■ **Brief**
Scan the records for "JSON". Show the matching lines.

■ **Source records**
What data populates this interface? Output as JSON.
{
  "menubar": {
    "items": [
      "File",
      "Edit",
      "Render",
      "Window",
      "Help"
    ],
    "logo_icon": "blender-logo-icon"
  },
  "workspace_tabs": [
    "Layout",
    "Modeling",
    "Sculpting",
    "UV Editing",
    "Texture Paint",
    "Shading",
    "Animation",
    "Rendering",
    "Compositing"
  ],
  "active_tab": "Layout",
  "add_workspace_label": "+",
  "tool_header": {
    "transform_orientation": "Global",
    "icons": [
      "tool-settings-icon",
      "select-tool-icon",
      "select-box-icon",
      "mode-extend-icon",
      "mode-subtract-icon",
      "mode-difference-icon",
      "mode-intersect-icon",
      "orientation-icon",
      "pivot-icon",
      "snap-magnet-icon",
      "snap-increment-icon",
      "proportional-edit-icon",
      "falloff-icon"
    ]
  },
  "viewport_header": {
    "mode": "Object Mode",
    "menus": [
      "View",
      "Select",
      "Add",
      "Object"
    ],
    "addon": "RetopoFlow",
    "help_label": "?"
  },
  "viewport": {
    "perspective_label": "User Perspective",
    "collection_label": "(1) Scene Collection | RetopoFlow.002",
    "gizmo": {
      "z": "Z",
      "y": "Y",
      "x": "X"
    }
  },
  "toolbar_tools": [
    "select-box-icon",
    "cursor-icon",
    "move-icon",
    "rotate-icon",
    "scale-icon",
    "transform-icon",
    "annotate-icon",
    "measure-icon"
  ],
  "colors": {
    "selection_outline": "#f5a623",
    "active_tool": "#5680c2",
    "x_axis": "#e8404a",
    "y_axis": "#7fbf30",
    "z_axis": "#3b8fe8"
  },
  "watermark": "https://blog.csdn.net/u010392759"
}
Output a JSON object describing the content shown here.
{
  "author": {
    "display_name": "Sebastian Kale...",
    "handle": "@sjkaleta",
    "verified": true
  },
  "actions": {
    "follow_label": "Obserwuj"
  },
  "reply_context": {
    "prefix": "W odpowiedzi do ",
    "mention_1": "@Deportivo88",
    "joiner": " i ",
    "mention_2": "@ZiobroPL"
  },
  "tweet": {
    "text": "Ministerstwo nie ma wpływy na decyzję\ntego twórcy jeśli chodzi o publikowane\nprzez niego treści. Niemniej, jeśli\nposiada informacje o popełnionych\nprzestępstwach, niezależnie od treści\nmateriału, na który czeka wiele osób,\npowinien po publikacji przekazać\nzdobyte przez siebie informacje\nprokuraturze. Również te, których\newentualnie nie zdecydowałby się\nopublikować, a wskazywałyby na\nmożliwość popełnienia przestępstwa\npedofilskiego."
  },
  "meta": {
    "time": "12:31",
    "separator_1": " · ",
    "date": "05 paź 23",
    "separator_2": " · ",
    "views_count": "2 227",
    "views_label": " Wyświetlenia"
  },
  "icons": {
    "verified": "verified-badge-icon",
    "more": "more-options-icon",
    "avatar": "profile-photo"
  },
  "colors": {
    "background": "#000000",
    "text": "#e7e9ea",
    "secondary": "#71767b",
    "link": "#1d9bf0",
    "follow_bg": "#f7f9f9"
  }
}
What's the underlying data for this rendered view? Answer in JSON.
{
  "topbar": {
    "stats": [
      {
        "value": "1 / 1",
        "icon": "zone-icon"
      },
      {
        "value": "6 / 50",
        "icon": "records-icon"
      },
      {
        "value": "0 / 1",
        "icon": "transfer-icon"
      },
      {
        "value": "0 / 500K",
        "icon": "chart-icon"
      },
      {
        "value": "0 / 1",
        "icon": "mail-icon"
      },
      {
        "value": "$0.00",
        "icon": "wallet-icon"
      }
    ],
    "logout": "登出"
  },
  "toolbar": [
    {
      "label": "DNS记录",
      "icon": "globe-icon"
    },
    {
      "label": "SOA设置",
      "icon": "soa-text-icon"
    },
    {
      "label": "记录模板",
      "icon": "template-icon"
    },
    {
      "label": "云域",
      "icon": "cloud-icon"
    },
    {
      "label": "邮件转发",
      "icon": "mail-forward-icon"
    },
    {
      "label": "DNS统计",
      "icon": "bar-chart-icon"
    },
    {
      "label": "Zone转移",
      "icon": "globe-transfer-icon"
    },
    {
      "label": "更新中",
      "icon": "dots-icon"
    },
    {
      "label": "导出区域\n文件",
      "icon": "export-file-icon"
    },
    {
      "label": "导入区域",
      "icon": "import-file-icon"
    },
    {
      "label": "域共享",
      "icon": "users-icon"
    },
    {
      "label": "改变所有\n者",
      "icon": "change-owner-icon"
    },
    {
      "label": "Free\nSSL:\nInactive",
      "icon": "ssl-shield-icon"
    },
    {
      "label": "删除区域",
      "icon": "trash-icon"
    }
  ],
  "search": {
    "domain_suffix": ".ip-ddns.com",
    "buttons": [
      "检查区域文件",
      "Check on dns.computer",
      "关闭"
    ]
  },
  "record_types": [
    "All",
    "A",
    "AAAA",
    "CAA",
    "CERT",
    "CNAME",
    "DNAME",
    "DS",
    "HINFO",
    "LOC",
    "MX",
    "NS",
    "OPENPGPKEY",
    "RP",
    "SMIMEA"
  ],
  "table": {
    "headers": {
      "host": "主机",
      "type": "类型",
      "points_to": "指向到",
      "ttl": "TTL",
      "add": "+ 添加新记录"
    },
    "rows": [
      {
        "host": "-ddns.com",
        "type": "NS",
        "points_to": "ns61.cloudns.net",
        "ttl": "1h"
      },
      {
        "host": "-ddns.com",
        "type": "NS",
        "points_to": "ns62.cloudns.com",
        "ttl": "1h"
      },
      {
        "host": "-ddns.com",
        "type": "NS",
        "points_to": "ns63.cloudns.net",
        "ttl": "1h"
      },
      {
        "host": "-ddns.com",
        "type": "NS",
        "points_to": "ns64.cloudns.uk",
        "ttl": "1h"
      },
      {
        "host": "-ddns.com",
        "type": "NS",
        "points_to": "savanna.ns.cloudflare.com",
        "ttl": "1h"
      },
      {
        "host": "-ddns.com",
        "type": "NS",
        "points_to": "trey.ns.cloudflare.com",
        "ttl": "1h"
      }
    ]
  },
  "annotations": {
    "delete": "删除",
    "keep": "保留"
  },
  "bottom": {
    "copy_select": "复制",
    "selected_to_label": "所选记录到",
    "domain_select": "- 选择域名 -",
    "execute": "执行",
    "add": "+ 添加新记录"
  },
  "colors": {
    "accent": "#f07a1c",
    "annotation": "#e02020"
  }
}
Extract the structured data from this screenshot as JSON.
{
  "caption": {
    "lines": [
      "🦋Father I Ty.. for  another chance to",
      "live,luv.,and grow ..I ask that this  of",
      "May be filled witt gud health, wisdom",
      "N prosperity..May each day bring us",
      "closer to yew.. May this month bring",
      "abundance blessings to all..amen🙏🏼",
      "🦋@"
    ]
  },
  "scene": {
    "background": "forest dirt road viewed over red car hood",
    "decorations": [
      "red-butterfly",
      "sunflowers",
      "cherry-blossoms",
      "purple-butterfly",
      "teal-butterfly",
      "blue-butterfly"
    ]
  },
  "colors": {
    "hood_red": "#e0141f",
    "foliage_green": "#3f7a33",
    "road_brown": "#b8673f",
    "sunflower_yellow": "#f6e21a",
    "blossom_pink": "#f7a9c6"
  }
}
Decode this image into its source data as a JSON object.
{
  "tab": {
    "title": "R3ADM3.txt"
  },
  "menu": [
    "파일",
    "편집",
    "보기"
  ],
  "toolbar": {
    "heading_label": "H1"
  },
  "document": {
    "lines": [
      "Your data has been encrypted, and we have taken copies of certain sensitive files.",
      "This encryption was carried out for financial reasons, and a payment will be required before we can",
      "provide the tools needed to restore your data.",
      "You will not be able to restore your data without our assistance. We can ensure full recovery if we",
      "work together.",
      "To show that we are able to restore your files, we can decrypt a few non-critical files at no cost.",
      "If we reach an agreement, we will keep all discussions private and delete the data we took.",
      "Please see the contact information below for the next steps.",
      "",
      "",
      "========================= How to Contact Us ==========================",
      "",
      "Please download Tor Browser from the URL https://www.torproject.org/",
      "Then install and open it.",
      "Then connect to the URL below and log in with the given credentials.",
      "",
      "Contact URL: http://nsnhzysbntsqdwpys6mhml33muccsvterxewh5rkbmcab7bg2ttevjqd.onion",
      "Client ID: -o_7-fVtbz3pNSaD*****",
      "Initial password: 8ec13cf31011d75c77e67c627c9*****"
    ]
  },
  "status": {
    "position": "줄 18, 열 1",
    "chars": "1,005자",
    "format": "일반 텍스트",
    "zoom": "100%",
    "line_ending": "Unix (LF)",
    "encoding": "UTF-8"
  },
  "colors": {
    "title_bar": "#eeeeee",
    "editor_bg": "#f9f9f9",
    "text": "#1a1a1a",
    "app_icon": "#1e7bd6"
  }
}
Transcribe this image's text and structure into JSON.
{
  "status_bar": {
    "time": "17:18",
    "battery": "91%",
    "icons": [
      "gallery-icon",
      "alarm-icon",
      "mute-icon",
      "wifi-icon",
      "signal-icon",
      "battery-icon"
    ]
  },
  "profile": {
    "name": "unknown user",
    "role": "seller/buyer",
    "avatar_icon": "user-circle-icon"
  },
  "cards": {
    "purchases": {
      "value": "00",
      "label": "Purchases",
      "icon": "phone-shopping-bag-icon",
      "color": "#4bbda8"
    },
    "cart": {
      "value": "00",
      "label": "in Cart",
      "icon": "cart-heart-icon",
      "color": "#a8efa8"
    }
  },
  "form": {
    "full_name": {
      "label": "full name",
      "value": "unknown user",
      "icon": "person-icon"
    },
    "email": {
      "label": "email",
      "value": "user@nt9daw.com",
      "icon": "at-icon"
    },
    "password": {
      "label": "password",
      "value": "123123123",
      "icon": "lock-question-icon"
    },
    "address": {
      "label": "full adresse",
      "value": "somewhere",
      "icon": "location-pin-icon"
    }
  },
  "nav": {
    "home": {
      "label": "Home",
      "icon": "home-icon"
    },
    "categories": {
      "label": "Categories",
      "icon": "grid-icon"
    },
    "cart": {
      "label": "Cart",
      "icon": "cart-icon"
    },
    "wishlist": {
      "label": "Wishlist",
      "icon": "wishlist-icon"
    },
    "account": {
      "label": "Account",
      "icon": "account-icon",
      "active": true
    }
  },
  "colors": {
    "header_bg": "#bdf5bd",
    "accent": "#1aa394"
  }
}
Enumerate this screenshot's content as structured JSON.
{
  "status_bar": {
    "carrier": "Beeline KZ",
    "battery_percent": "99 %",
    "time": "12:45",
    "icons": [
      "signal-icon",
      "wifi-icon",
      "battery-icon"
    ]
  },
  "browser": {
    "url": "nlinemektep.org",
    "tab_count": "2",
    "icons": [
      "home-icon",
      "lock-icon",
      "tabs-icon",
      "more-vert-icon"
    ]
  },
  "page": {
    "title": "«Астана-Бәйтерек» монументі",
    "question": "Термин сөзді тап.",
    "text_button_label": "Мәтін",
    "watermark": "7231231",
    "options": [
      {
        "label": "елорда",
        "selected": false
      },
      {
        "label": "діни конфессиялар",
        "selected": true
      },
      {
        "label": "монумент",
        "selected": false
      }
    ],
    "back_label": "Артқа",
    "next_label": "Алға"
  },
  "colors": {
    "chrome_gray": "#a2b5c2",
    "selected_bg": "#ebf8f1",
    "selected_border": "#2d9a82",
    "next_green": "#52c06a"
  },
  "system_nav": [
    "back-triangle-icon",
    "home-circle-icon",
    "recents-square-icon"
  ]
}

■ **Response for this exercise**
What data populates this interface? Output as JSON.
Output a JSON object describing the content shown here.
What's the underlying data for this rendered view? Answer in JSON.
Extract the structured data from this screenshot as JSON.
Decode this image into its source data as a JSON object.
Transcribe this image's text and structure into JSON.
Enumerate this screenshot's content as structured JSON.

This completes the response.